I had almost given up hope that someone was going take a stand against the FCC’s Net Neutrality rules that were announced purposefully in the midst of the holiday season. It took a while but Verizon has made the first move in challenging what was starting to look like a ‘fait accompli’.

In fact, Verizon has gone all out and filed a suit in a federal appeals court in Washington D.C. seeking to overturn the rules arguing that the the FCC doesn’t have the authority to make or even enforce the rules. One wonders why it took so long for a challenge to come and how long before other like-minded CSPs join the party.

As mentioned previously in this blog, the internet seemed to be coping quite well on its own without any particular authority trying to govern how it should work. It was becoming increasingly apparent that whilst the FCC may have felt justified to force its will on the US market there was no indication of any other authorities elsewhere rushing to join suit.

Even though the rules were toned down so that major operators, particularly those wireless-based including AT&T, would be more comfortable, it did not appease Verizon, and rightly so. MocoNews.net believes Verizon is taking advantage of the FCC’s weakened position after Comcast won a previous court victory questioning its authority. What makes the Verizon so interesting is that it has filed the very same court for its hearing that has six of the nine sitting judges appointed by the Republicans.

In a brief statement about the filing of the suit, Verizon said it’s still dedicated to an open internet, but the company “believe(s) this assertion of authority goes well beyond any authority provided by Congress, and creates uncertainty for the communications industry, innovators, investors and consumers.”

US telecommunications companies are amongst the biggest contributors to political campaign funds and lobbying of congressmen in the USA. They are major generators of revenue and employ hundreds of thousands of people.
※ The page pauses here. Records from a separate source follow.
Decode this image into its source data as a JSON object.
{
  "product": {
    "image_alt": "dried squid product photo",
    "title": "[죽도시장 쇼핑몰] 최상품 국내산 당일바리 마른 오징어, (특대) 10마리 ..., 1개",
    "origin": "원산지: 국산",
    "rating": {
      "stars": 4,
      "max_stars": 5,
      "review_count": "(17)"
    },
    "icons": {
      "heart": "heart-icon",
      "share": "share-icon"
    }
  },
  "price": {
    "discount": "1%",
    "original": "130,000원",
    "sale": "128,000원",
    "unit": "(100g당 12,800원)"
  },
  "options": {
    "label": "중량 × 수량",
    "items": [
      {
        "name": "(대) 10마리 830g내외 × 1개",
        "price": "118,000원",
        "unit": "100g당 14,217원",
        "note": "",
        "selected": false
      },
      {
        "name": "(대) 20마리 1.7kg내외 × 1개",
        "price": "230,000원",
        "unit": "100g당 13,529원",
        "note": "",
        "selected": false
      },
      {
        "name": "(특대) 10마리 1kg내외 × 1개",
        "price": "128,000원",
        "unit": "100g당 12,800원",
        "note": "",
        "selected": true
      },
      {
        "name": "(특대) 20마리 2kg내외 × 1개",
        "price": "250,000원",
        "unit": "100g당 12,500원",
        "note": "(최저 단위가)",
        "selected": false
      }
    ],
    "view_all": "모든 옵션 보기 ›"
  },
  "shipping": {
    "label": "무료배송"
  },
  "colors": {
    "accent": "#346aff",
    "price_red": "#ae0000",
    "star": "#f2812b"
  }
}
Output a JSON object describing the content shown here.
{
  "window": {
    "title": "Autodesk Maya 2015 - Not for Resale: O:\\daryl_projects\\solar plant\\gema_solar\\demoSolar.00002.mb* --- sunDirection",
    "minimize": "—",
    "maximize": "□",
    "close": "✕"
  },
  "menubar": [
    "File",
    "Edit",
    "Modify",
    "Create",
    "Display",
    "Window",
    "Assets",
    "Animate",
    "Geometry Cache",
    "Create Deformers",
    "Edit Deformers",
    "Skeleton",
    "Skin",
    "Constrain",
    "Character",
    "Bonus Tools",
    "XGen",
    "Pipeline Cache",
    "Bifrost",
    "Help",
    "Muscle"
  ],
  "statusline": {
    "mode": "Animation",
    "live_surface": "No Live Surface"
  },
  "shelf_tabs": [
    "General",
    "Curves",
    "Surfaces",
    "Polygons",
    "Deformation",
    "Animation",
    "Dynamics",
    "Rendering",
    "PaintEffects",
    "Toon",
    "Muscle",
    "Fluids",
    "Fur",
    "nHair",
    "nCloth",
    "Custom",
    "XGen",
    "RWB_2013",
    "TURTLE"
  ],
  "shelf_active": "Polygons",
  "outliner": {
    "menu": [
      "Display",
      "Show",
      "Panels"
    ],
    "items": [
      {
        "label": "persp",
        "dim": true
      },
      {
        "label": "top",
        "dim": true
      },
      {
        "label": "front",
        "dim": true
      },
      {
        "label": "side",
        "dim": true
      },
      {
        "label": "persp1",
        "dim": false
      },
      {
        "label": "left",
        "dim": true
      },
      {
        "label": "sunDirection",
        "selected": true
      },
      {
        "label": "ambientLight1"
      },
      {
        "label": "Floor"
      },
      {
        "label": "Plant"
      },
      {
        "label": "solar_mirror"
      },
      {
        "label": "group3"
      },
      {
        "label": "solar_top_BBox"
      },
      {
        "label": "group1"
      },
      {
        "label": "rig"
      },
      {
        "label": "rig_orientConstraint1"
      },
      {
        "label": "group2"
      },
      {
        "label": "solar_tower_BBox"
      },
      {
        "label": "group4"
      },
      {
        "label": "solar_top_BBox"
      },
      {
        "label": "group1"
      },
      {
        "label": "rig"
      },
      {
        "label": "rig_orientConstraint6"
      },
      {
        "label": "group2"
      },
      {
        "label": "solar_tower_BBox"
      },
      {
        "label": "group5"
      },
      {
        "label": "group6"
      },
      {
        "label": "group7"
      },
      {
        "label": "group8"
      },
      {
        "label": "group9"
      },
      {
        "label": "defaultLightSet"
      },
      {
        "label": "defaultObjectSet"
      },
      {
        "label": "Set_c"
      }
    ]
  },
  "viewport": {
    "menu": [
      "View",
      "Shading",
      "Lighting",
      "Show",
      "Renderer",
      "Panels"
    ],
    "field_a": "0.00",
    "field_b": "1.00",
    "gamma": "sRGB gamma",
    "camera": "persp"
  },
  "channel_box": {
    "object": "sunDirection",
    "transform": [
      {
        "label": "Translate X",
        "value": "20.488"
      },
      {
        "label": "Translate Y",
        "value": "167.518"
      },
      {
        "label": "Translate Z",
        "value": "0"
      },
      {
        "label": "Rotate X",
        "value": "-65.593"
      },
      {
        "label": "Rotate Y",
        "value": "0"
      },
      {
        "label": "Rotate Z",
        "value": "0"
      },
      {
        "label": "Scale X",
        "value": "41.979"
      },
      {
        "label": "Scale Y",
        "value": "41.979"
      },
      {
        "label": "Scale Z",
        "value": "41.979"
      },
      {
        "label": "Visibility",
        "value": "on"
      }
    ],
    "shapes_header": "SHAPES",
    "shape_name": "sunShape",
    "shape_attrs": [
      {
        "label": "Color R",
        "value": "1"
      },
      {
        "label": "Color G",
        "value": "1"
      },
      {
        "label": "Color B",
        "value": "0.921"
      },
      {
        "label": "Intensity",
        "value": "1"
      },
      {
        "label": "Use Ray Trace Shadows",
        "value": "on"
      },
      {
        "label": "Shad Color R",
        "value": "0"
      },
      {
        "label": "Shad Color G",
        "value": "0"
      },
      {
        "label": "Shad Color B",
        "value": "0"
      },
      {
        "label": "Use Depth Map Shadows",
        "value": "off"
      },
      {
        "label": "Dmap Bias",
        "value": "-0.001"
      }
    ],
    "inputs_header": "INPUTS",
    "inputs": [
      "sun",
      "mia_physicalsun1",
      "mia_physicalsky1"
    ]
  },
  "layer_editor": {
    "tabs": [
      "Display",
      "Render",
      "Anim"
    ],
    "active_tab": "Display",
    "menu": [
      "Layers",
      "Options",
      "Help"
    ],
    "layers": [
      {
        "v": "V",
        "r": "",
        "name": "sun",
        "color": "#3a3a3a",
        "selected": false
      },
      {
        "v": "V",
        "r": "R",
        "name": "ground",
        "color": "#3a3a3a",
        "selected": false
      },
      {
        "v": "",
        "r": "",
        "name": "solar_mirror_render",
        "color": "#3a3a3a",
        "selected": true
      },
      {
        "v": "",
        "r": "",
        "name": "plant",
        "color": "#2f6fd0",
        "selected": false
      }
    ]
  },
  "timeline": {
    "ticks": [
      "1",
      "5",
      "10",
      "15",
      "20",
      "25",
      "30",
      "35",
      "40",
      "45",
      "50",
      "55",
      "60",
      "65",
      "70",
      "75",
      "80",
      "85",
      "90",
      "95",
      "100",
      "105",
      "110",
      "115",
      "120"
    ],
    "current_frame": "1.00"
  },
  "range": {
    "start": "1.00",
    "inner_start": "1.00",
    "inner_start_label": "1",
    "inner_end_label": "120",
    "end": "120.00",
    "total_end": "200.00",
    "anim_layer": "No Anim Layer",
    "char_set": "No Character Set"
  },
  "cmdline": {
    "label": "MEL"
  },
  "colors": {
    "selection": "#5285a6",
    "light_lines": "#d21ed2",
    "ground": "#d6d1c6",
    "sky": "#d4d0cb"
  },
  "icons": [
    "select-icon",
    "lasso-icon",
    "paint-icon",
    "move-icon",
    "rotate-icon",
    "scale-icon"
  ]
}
Their influence and power is astounding and if they agree en masse to challenge the FCC be could be in for a great spectacle.